The coronavirus pandemic continues to idle sports throughout the world, leaving fans to rely on nostalgia to get their fix. One such episode came Wednesday night with Fox Sports North re-airing the first home game in Wild history during the 2000-01 season. The game brought back a flood of hockey memories, and reminds us that only two short years later, the Wild would embark on a magical playoff run that started on the same night the Gophers men took a huge step toward back-to-back NCAA championships.
Let’s step back to the night of April 10, 2003:
It seems like yesterday, but it’s been 17 years since we were at the height of one of the golden eras in Minnesota hockey. What we wouldn’t give today for a live doubleheader like we had that Thursday night.
It started in the late afternoon, when the Gophers faced Michigan in the NCAA Frozen Four in Buffalo, N.Y. A year removed from ending their 23-year national title drought with a 4-3 overtime victory over Maine, the Gophers entered the Frozen Four on a 12-1-2 roll, winning the WCHA Final Five and outscoring their NCAA West Regional opponents by a combined 16-6. Michigan, however, would make Minnesota sweat for a victory in the national semifinals for the second consecutive year.
The Gophers trailed 1-0 after being outshot 15-5 in the first period and were behind 2-0 deep into the second before Troy Riddle poked the puck past Wolverines goalie Al Montoya with 2:15 left in the period. “We had about 10 icings and were just floating around out there,’’ Gophers freshman phenom Thomas Vanek said, describing the sluggish start at the time. “We couldn’t do anything.’’
Emboldened by Riddle’s goal, the Gophers quickly tied 2-2 it in the third, when Geno Guyer beat Montoya 1:35 into the period. Montoya and Gophers goalie Travis Weber traded big saves throughout the third, and Minnesota got a huge play when defenseman Paul Martin dived to deny a Wolverines goal with Weber out of position late in the period.
In overtime, the Gophers played their trump card – Vanek. The Austrian, who had 31 goals and 31 assists in 2002-03, pirouetted to gain space behind the net, wheeled around and swept the puck through Montoya’s skates for the winner at 8:55. It was only a prelude to Vanek’s performance in the final, when he led a third-period surge for a 5-1 win over New Hampshire.
“After the first period, I said, ‘We have to have the heart of a champion,’ ’’ Gophers coach Don Lucia told the Star Tribune after the semifinal. “I didn’t like our chances. I was surprised at how nervous we were, and we got a pretty good slap in the face.’’

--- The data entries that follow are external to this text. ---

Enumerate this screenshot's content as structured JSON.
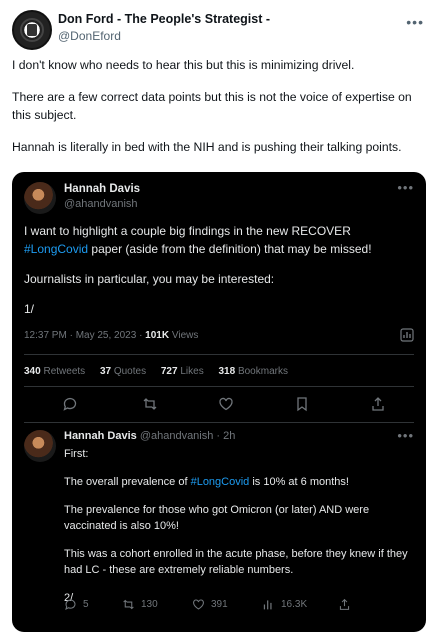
{
  "outer": {
    "display_name": "Don Ford - The People's Strategist -",
    "handle": "@DonEford",
    "paragraphs": [
      "I don't know who needs to hear this but this is minimizing drivel.",
      "There are a few correct data points but this is not the voice of expertise on this subject.",
      "Hannah is literally in bed with the NIH and is pushing their talking points."
    ]
  },
  "quoted": {
    "display_name": "Hannah Davis",
    "handle": "@ahandvanish",
    "body_line1_pre": "I want to highlight a couple big findings in the new RECOVER ",
    "body_hashtag": "#LongCovid",
    "body_line1_post": " paper (aside from the definition) that may be missed!",
    "body_p2": "Journalists in particular, you may be interested:",
    "body_p3": "1/",
    "timestamp": "12:37 PM · May 25, 2023 · ",
    "views_count": "101K",
    "views_label": " Views",
    "stats": {
      "retweets_count": "340",
      "retweets_label": "Retweets",
      "quotes_count": "37",
      "quotes_label": "Quotes",
      "likes_count": "727",
      "likes_label": "Likes",
      "bookmarks_count": "318",
      "bookmarks_label": "Bookmarks"
    }
  },
  "reply": {
    "display_name": "Hannah Davis",
    "handle_time": "@ahandvanish · 2h",
    "p1": "First:",
    "p2_pre": "The overall prevalence of ",
    "p2_hashtag": "#LongCovid",
    "p2_post": " is 10% at 6 months!",
    "p3": "The prevalence for those who got Omicron (or later) AND were vaccinated is also 10%!",
    "p4": "This was a cohort enrolled in the acute phase, before they knew if they had LC - these are extremely reliable numbers.",
    "p5": "2/",
    "actions": {
      "replies": "5",
      "retweets": "130",
      "likes": "391",
      "views": "16.3K"
    }
  },
  "colors": {
    "link": "#1d9bf0",
    "card_bg": "#000000",
    "muted": "#71767b"
  }
}
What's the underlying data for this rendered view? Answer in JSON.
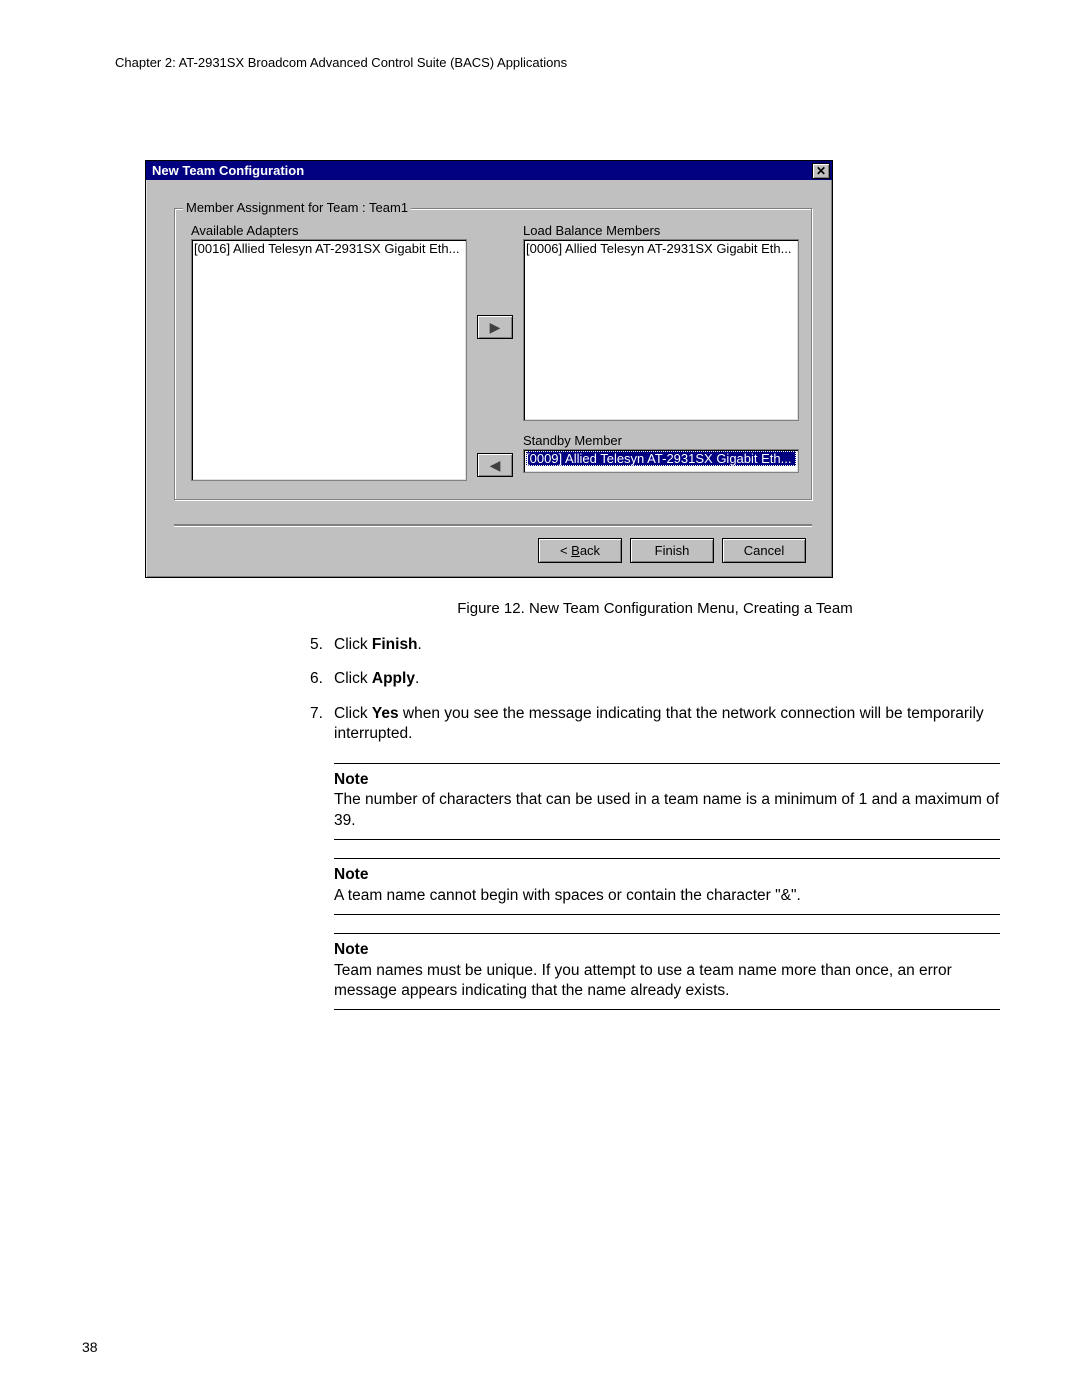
{
  "header": "Chapter 2: AT-2931SX Broadcom Advanced Control Suite (BACS) Applications",
  "dialog": {
    "title": "New Team Configuration",
    "close_glyph": "✕",
    "group_legend": "Member Assignment for Team : Team1",
    "available_label": "Available Adapters",
    "available_item": "[0016] Allied Telesyn AT-2931SX Gigabit Eth...",
    "lb_label": "Load Balance Members",
    "lb_item": "[0006] Allied Telesyn AT-2931SX Gigabit Eth...",
    "standby_label": "Standby Member",
    "standby_item": "[0009] Allied Telesyn AT-2931SX Gigabit Eth...",
    "arrow_right": "▶",
    "arrow_left": "◀",
    "back_prefix": "< ",
    "back_letter": "B",
    "back_rest": "ack",
    "finish": "Finish",
    "cancel": "Cancel"
  },
  "caption": "Figure 12. New Team Configuration Menu, Creating a Team",
  "steps": {
    "s5_num": "5.",
    "s5_a": "Click ",
    "s5_b": "Finish",
    "s5_c": ".",
    "s6_num": "6.",
    "s6_a": "Click ",
    "s6_b": "Apply",
    "s6_c": ".",
    "s7_num": "7.",
    "s7_a": "Click ",
    "s7_b": "Yes",
    "s7_c": " when you see the message indicating that the network connection will be temporarily interrupted."
  },
  "notes": {
    "label": "Note",
    "n1": "The number of characters that can be used in a team name is a minimum of 1 and a maximum of 39.",
    "n2": "A team name cannot begin with spaces or contain the character \"&\".",
    "n3": "Team names must be unique. If you attempt to use a team name more than once, an error message appears indicating that the name already exists."
  },
  "page_number": "38"
}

As the Gophers’ 2003 NCAA semifinal was ending in Buffalo, the first playoff game in Wild history was beginning 1,500 miles to the west in Denver, where coach Jacques Lemaire’s team faced the heavily favored Colorado Avalanche. The Wild still had that new-franchise smell in its third season, and the consensus among fans was a sense of happiness just to be in the playoffs. Anything else would be gravy, and even Lemaire admitted that.
Turns out, that Wild team loved gravy, and its 4-2 win in Game 1 set a “Hey, pay attention’’ tone.
Second-period power-play goals by Filip Kuba at 5:33 and Marian Gaborik at 9:28, followed by Wes Walz’s tally 25 seconds later staked the Wild to a 3-0 lead against the Avalanche’s legendary goalie Patrick Roy. From there, Wild goalie Dwayne Roloson turned aside 39 shots to cap a memorable Minnesota hockey night.
“It’s huge, there is no doubt,’’ Lemaire said after the game, and he was prophetic. Without that Game 1 win, the Wild likely doesn’t rally from a 3-1 series deficit to stun the Avalanche in overtime in Game 7. Nor would it have come back from a similar 3-1 deficit to the Vancouver Canucks to advance to the only Western Conference final appearance in franchise history.
Since that 2003 night, we’ve seen plenty of big hockey moments by Minnesota teams – six NCAA championships by the Gophers women, three by Minnesota Duluth’s men and two by the Bulldogs women. The Wild has won a couple of playoff series but hasn’t matched that 2003 success. And the Gophers men have won eight conference titles and reached an NCAA final, though that 2003 pinnacle remains elusive. As does a repeat of that memorable Thursday night.